[Opening Records to use section]
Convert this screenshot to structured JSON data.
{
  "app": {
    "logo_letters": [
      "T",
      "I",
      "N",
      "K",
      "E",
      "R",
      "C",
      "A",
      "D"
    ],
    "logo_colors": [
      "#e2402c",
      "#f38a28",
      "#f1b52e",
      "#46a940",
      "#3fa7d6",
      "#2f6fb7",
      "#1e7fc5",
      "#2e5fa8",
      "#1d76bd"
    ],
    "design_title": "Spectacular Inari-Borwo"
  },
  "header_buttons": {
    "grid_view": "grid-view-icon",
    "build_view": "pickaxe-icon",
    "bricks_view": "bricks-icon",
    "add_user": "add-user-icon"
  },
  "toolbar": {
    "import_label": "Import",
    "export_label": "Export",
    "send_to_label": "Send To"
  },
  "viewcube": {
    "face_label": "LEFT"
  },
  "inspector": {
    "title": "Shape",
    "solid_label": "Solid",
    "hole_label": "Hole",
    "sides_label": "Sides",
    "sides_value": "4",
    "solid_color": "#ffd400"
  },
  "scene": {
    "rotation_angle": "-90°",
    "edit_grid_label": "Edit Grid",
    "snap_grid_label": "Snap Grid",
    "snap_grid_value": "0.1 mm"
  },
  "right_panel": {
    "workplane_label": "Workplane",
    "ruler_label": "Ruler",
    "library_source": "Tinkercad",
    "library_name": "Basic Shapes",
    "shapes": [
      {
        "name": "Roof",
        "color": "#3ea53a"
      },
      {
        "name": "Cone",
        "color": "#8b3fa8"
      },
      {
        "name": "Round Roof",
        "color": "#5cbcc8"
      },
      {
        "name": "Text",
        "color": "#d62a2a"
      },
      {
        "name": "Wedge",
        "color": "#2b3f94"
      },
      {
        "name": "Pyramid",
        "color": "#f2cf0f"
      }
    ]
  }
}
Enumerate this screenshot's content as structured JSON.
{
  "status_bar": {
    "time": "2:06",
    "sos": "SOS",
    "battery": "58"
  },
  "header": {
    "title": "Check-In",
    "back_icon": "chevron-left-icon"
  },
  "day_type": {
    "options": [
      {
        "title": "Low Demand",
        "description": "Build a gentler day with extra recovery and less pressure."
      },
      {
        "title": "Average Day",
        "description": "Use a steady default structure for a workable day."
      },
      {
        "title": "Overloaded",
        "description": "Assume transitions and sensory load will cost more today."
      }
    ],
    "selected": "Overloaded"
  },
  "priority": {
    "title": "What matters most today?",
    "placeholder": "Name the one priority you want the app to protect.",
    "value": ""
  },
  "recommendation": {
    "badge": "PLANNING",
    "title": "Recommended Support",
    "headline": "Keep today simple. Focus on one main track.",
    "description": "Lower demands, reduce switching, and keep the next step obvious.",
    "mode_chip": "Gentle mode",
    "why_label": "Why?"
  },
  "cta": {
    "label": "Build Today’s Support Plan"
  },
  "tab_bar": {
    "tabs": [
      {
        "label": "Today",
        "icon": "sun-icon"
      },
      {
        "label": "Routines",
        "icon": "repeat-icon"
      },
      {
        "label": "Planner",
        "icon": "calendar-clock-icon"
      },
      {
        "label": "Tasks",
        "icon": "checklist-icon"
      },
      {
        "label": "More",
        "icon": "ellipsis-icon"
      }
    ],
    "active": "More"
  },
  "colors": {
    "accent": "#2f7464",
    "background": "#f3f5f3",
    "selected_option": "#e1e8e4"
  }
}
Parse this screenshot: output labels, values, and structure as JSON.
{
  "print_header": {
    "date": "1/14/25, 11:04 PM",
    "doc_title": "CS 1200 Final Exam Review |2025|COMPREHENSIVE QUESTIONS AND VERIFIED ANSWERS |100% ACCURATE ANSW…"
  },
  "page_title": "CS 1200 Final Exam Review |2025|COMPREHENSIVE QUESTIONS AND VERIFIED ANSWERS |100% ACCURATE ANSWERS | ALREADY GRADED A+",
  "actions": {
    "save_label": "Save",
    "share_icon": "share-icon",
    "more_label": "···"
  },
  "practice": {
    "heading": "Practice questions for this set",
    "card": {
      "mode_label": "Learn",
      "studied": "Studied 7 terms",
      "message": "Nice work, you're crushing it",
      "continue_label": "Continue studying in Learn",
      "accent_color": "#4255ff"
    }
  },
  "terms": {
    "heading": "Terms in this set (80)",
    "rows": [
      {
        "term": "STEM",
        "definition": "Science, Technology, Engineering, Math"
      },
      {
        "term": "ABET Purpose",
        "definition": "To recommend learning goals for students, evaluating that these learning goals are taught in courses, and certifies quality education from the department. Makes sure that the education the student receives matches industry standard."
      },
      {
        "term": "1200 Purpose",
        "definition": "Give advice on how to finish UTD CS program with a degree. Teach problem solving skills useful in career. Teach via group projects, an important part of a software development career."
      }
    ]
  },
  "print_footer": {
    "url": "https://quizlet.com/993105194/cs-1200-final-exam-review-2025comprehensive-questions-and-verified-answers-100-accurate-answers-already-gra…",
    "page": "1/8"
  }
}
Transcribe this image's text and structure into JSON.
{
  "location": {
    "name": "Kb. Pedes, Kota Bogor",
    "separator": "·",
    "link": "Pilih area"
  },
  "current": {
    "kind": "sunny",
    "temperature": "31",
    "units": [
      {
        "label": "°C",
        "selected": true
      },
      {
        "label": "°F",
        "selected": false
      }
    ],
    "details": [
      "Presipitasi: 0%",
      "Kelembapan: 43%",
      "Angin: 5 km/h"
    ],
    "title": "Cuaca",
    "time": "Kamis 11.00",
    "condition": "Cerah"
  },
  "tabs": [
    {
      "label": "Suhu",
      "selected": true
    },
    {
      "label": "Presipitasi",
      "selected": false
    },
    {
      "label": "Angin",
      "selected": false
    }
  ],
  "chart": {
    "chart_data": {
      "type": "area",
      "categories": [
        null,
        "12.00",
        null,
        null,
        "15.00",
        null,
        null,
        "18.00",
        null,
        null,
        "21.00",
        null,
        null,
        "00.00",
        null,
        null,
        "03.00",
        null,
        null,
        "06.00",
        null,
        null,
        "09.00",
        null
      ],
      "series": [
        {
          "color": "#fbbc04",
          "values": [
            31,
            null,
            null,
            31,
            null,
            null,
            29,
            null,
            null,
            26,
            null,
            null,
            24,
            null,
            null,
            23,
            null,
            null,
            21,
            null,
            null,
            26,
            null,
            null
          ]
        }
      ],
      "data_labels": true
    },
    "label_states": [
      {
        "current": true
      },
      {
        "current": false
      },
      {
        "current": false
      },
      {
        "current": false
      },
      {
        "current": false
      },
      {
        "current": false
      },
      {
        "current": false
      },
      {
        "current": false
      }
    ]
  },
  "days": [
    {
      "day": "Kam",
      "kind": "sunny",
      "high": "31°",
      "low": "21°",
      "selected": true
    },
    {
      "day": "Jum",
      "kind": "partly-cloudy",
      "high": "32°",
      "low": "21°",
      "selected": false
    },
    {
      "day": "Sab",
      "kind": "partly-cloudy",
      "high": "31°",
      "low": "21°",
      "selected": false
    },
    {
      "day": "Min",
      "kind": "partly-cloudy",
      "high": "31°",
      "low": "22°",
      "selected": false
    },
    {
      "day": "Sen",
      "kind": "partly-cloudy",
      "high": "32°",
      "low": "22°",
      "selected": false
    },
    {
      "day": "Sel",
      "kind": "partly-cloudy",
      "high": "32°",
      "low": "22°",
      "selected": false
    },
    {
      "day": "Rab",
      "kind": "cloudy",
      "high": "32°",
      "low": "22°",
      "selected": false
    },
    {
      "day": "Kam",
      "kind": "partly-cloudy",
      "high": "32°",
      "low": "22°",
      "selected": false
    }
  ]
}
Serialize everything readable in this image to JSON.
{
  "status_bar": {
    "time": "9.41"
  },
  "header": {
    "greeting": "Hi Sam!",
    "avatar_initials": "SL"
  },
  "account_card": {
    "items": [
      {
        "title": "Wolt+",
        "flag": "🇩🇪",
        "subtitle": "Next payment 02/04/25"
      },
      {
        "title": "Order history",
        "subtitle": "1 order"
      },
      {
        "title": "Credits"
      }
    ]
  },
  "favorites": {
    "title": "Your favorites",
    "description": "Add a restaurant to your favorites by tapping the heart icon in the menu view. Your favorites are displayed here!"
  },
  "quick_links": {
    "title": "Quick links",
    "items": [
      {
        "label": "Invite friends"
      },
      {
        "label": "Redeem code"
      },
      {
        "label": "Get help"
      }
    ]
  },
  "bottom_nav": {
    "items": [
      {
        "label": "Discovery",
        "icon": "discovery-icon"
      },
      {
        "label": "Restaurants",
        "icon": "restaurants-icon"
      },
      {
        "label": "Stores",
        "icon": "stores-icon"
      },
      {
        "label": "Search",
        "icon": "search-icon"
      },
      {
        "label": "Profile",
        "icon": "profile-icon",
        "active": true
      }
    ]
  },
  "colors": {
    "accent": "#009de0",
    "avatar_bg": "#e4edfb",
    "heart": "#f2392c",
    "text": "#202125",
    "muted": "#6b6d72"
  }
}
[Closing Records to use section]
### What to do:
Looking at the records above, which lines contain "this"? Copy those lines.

### Expected answer:
Convert this screenshot to structured JSON data.
Enumerate this screenshot's content as structured JSON.
Parse this screenshot: output labels, values, and structure as JSON.
    "heading": "Practice questions for this set",
    "heading": "Terms in this set (80)",
Transcribe this image's text and structure into JSON.
Serialize everything readable in this image to JSON.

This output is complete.